[[ The records, beginning ]]
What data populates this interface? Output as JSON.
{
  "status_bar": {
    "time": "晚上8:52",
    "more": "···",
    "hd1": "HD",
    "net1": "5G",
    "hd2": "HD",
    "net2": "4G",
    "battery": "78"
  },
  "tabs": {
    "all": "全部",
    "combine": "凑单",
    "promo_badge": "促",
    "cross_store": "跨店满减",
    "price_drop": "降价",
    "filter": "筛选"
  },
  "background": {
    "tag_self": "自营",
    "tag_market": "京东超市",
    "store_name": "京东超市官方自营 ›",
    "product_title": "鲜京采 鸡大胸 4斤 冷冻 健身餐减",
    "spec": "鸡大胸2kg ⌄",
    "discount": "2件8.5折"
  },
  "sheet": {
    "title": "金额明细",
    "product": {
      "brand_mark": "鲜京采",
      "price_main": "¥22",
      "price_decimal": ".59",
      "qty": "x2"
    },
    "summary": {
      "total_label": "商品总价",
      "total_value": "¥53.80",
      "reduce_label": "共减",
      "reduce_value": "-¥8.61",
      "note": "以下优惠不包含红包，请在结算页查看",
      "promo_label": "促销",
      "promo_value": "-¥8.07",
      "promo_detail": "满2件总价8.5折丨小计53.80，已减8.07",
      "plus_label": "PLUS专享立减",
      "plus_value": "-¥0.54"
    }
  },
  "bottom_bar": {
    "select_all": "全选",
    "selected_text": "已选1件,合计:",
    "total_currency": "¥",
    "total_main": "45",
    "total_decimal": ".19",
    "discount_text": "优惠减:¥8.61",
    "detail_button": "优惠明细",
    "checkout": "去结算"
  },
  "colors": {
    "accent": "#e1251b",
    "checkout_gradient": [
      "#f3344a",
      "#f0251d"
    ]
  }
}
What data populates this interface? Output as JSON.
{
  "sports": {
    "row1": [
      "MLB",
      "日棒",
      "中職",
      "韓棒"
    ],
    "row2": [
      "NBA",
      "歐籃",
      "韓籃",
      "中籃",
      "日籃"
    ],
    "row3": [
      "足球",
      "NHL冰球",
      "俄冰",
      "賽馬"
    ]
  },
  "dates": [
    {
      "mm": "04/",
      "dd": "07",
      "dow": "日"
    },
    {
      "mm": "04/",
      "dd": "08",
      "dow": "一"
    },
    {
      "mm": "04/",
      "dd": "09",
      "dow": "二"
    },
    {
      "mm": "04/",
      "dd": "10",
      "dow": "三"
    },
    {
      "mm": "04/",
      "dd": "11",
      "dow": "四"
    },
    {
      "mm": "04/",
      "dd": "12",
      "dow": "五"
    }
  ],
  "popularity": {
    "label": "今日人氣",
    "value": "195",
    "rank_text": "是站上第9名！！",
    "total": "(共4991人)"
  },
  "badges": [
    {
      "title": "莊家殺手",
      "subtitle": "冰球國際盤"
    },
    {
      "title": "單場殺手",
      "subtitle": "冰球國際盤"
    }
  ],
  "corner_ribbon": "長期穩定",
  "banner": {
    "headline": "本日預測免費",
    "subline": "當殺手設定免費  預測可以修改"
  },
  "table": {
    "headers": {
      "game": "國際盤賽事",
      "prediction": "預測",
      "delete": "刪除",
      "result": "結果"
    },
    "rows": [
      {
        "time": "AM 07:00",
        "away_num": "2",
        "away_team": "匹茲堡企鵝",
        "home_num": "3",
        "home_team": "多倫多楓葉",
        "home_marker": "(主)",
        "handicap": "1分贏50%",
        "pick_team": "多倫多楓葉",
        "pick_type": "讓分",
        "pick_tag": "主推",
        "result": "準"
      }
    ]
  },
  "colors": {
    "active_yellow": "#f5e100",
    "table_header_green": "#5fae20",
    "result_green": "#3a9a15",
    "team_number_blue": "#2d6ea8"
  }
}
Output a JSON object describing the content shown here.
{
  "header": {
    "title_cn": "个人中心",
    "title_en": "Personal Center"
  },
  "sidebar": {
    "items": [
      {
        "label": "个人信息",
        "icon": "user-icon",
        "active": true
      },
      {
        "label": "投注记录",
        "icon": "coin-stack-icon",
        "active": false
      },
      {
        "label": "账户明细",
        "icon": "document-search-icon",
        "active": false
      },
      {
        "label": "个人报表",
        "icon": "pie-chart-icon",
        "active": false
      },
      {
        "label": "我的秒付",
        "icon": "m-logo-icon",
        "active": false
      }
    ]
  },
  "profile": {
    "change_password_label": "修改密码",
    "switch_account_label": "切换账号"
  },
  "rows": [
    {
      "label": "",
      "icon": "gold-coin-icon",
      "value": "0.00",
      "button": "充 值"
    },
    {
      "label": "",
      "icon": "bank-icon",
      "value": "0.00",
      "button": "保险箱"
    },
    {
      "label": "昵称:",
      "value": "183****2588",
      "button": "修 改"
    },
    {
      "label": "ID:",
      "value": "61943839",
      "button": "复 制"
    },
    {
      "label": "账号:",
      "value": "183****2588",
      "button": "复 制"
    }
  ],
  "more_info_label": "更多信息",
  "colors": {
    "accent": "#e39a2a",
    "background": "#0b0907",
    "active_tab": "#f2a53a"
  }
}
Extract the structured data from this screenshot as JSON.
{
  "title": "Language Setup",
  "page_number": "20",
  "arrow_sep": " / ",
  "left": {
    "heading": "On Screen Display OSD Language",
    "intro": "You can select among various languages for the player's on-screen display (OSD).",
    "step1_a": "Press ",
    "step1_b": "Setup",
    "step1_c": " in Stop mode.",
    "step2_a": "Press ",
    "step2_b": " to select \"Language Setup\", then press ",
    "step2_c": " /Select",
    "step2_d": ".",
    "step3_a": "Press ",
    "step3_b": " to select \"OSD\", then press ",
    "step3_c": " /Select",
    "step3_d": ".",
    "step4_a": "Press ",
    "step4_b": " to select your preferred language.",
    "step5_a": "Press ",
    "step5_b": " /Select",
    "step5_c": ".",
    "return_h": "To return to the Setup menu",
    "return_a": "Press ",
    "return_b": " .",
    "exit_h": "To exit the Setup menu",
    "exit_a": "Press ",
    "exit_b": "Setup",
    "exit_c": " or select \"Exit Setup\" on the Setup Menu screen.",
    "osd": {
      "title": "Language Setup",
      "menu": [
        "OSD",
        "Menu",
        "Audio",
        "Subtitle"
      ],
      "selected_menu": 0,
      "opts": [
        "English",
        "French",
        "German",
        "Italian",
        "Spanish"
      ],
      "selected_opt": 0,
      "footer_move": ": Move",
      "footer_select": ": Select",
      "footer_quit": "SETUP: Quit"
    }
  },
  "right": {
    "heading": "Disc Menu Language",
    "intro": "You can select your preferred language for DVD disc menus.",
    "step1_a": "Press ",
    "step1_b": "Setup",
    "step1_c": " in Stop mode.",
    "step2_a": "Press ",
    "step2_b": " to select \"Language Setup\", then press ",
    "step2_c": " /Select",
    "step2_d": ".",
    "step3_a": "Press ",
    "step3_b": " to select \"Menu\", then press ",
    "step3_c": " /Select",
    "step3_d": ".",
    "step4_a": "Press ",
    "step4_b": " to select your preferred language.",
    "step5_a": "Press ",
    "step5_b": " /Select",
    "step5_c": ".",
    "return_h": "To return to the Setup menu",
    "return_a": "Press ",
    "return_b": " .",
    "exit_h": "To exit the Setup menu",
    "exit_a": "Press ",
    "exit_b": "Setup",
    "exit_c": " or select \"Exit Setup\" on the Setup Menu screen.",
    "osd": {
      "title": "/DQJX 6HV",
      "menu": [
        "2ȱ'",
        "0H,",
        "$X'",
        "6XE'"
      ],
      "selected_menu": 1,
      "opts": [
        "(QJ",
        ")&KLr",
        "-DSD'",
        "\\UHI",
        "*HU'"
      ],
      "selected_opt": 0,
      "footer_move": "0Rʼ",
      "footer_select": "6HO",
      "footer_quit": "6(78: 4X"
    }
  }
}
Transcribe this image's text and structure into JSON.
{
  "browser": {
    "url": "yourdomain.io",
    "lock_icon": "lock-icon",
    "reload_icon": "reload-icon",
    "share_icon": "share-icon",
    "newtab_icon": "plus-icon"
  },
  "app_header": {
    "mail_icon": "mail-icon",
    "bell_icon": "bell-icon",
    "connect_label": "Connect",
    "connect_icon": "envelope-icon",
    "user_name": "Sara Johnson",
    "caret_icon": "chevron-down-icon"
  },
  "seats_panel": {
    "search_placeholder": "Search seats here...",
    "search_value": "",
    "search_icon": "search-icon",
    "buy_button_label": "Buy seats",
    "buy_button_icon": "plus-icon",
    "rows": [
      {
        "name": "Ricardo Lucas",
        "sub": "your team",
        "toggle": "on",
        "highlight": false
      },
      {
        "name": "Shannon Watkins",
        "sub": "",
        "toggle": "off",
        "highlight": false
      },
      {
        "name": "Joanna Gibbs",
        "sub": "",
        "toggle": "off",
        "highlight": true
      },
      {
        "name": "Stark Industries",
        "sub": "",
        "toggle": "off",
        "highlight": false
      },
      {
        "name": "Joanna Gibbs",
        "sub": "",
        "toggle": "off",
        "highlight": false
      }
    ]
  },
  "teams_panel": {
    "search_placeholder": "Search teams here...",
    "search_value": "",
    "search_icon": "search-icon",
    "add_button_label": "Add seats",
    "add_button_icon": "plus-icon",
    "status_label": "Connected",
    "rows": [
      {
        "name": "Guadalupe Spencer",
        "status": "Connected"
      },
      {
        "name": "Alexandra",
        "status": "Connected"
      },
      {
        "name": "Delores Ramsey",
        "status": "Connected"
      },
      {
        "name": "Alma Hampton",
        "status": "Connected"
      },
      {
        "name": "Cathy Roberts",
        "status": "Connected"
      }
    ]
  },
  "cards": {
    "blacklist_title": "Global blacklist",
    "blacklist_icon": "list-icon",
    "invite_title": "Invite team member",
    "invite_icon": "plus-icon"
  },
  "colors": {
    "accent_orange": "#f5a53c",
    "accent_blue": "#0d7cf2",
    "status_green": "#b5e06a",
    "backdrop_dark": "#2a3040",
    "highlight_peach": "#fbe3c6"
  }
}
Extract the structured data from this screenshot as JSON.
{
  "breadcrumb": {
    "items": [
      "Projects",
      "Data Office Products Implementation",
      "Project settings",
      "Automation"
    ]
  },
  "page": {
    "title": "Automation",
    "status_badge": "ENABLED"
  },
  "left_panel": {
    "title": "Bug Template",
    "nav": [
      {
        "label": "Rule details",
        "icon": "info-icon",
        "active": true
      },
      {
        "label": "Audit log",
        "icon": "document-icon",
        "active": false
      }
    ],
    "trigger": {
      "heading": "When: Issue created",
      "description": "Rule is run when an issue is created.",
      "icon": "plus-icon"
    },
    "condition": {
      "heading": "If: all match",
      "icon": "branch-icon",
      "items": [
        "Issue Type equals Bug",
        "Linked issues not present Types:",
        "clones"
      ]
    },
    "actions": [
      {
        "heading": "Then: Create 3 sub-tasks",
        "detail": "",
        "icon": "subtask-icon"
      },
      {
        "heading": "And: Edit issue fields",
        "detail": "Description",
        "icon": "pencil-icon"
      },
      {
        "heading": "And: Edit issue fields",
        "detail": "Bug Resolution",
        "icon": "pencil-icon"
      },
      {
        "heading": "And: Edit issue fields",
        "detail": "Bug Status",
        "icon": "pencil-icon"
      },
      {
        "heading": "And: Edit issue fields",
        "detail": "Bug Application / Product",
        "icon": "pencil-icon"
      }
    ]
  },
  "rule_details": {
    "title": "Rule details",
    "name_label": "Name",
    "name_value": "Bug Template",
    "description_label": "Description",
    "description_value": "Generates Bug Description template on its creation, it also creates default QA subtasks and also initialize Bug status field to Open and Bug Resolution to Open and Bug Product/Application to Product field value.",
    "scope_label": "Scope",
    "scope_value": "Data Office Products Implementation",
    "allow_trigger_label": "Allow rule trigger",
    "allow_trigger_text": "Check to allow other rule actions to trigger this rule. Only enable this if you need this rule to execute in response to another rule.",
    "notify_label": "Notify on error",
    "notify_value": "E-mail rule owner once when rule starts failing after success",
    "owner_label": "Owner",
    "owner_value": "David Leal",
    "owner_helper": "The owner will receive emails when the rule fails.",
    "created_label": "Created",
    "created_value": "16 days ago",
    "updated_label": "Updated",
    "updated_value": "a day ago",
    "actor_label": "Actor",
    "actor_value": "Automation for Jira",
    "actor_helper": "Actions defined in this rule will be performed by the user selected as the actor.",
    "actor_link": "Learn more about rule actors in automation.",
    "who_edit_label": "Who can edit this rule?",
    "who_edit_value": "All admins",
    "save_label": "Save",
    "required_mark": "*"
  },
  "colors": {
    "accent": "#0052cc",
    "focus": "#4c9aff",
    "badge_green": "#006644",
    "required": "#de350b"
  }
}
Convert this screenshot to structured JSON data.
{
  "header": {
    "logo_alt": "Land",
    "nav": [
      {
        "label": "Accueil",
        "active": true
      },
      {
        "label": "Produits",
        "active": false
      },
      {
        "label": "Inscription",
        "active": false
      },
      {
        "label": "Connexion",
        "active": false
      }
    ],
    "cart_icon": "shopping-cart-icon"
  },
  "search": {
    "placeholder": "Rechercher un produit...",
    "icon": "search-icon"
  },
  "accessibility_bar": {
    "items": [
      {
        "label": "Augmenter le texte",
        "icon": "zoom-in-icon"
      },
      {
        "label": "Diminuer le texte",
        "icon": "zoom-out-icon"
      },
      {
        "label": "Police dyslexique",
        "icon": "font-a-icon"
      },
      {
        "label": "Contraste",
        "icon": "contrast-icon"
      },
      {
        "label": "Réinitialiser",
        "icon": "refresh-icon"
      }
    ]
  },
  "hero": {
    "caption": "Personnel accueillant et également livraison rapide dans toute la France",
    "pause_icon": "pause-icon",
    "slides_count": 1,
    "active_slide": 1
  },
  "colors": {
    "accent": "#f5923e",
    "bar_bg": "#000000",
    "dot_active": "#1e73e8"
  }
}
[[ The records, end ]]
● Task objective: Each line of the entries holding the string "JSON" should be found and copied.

● Answer area:
What data populates this interface? Output as JSON.
What data populates this interface? Output as JSON.
Output a JSON object describing the content shown here.
Extract the structured data from this screenshot as JSON.
Transcribe this image's text and structure into JSON.
Extract the structured data from this screenshot as JSON.
Convert this screenshot to structured JSON data.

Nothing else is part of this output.